Transcription with slight edits for grammar:
I can’t tell you how thrilled I was to receive your kind package containing a number of freethought books. It is also important for you to know how extremely valuable your service to people in my situation, for currently you represent the only source of distribution for such material. And for that you deserve much praise. You most certainly have found a gaping niche and are filling it admirably.
As a point of amusement you will no doubt be interested to learn that when I was called to the mail-room to take delivery of the above, the officer, upon examining some of the titles, immediately sought the chaplain’s opinion. And, although the look of disdain on his face spoke volumes, he nevertheless was obligated to allow me possession of the entire parcel. He now ignores me in the hallways!
I sincerely hope that you will continue to provide assistance to folks such as myself for many years to come, for I am keenly aware of its significance. Therefore, here’s wishing you much further success. And again, thank you for your kindness, generosity, and prompt attention to my letter.

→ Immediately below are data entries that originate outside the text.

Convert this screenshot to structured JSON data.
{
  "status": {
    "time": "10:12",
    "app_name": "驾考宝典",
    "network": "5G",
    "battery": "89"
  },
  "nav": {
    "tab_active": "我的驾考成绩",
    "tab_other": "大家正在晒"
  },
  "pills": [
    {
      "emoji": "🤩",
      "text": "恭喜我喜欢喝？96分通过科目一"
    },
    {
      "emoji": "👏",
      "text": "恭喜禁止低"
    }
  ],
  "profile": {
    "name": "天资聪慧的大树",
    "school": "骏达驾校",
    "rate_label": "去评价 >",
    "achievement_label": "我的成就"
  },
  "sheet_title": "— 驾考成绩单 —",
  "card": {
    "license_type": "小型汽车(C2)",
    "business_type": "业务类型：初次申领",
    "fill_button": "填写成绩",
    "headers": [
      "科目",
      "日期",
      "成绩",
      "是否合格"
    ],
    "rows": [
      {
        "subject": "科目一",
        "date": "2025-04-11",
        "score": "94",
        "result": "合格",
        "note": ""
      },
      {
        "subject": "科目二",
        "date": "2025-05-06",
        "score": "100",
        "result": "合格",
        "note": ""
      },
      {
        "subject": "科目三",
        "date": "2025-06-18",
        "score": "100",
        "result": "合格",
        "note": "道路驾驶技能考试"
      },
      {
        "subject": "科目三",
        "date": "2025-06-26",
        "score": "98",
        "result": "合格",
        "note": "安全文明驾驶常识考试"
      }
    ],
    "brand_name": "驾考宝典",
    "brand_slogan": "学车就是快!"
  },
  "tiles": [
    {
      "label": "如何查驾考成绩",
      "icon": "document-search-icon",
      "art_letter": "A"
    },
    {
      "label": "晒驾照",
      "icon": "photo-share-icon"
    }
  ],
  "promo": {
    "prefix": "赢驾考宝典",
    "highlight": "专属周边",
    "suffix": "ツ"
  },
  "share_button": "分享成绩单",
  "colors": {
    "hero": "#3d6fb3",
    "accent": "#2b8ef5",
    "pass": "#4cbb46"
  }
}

Thanks so much so much for the books you sent. Please note that they all arrived in good order and without unusual delay.
As a native Peorian, I was especially delighted to find the biography of Robert Ingersoll. In Peoria’s Glen Oak Park, at the bottom of a sharp and circuitous road, is a secluded little court just off the park’s egress. In the center of this quiet place stands the monument to Ingersoll pictured in American Infidel. I recall many winters when the snows would close this road to motorized traffic and adventuresome sledders would try its serpentine slope. Those of us who didn’t wipe out on the road’s low embankment or fly off into the trees beyond would end our rides in the shadow of Ingersoll’s likeness.
At that time I had no idea who Robert J. Ingersoll was, nor, I am certain, did any of my companions. Of course he was not taught in school. This can probably be attributed more to the unfortunate fact that none of our colorful local history was taught than that an icon of American Freethought in the area was one of Peoria’s dirty little secrets.
In the thirty or so years since skidding to a powdery halt at his feet, I have learned a little about Robert J. Ingersoll and even read a few of his lectures and essays. Now, with American Infidel, I can make a deeper connection with this great man, and with my own heritage as a Peorian, an American, and a human being of liberated reason.
Again, my thanks go out to you and your sponsors for these good books. Keep up the important work. Much joy to you and yours this holiday season.
Share what the Freethought Books Project means to you. Send us a letter at:
Freethought Books Project
Center for Inquiry
PO Box 741
Amherst, NY 14226